Making your business website accessible to disabled web users is a balancing act between complying with legal obligations (see the Disability Discrimination Act 1995) and creating something that remains visually appealing and accurately disseminates the information you need to share. Websites designed for the screen reading software used by blind web surfers for instance often works best with plain text; this however is unsuitable for sighted users.
Instead, site owners need to carefully consider colour schemes to ensure text is easily distinguished from its background. Yellow text on a white background is problematic even for those with perfect sight, yet certain shades of grey are similarly difficult to read. Similarly, other design elements need to be correctly tagged to ensure that they are properly recognised by accessibility software.
When designing for accessibility, the actual words used on the page are of great importance. Where pictures and video can be used to reinforce a point for unimpaired web users, blind and partially sighted surfers cannot see these embellishments. Instead the text on your website needs to be finely tuned so that your message is easily understood by everyone.

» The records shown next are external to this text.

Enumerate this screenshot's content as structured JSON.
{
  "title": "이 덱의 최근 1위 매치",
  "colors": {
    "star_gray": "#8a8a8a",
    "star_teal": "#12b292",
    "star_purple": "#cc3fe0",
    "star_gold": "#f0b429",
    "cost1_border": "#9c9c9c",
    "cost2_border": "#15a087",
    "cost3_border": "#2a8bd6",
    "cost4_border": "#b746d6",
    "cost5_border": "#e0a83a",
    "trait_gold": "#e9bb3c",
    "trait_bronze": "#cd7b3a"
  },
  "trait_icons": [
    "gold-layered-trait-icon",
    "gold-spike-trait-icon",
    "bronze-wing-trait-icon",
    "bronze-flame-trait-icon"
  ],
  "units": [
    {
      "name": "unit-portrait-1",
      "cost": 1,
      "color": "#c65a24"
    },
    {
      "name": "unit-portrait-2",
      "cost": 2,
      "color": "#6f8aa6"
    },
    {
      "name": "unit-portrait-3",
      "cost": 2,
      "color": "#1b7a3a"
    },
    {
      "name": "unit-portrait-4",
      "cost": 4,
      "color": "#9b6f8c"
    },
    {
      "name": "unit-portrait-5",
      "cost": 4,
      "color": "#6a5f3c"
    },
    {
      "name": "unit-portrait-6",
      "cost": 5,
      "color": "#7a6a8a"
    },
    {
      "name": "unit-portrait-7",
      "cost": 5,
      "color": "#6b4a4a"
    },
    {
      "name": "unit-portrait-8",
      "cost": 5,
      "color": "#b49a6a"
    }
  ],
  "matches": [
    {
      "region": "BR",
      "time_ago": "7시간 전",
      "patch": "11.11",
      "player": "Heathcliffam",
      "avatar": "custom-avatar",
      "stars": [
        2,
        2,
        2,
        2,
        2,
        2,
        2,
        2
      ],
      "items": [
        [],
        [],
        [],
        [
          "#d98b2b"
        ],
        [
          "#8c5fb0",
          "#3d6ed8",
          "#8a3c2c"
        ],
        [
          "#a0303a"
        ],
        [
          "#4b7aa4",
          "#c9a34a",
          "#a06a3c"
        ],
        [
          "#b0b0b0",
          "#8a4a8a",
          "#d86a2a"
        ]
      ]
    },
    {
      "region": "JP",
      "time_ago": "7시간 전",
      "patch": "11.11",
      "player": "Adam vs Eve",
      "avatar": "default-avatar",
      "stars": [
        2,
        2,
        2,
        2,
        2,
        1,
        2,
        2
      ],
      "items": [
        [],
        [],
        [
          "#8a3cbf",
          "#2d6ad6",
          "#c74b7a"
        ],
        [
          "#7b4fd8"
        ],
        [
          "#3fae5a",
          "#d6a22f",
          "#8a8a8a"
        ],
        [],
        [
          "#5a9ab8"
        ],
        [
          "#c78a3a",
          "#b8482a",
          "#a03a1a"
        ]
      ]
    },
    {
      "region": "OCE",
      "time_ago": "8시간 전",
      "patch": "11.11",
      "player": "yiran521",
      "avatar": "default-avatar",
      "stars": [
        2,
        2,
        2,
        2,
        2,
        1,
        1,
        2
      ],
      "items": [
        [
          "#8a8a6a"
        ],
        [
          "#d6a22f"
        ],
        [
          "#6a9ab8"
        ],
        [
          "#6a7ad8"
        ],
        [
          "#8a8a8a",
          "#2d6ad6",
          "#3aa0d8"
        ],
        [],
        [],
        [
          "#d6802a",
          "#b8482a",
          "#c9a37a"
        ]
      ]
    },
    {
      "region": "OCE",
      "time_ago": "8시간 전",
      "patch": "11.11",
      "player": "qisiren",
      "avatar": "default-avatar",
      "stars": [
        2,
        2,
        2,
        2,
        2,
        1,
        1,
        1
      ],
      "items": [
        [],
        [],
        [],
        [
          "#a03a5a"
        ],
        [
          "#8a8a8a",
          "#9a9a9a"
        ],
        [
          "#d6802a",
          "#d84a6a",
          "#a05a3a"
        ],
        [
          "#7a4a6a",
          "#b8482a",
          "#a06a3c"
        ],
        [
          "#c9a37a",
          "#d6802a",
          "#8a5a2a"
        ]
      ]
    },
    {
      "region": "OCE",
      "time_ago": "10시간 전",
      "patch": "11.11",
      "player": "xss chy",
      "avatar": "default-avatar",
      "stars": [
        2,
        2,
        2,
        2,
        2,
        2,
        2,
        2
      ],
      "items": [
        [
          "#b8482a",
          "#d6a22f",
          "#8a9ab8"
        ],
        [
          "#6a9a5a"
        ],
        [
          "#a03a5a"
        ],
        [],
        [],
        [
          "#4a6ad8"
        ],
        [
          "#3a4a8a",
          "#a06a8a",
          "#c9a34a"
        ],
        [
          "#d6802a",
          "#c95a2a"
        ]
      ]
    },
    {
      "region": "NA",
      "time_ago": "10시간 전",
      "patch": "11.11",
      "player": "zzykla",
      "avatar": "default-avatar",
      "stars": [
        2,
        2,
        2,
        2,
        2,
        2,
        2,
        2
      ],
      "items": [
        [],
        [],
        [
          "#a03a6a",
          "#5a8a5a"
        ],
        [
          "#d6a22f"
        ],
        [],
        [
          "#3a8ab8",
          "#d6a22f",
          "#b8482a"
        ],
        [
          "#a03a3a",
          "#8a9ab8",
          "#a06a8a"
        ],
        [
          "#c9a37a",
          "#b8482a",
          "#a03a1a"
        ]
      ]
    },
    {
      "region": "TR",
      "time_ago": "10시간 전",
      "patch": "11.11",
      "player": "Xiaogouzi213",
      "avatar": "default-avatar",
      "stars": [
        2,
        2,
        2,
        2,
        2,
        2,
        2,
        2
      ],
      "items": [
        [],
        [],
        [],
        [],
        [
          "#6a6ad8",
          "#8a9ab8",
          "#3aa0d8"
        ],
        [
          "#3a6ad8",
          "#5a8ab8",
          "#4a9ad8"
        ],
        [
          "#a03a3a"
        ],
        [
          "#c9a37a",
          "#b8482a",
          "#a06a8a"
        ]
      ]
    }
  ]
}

Designing an accessible site that is legally compliant, and which is actually usable by the widest possible audience, is an expert job.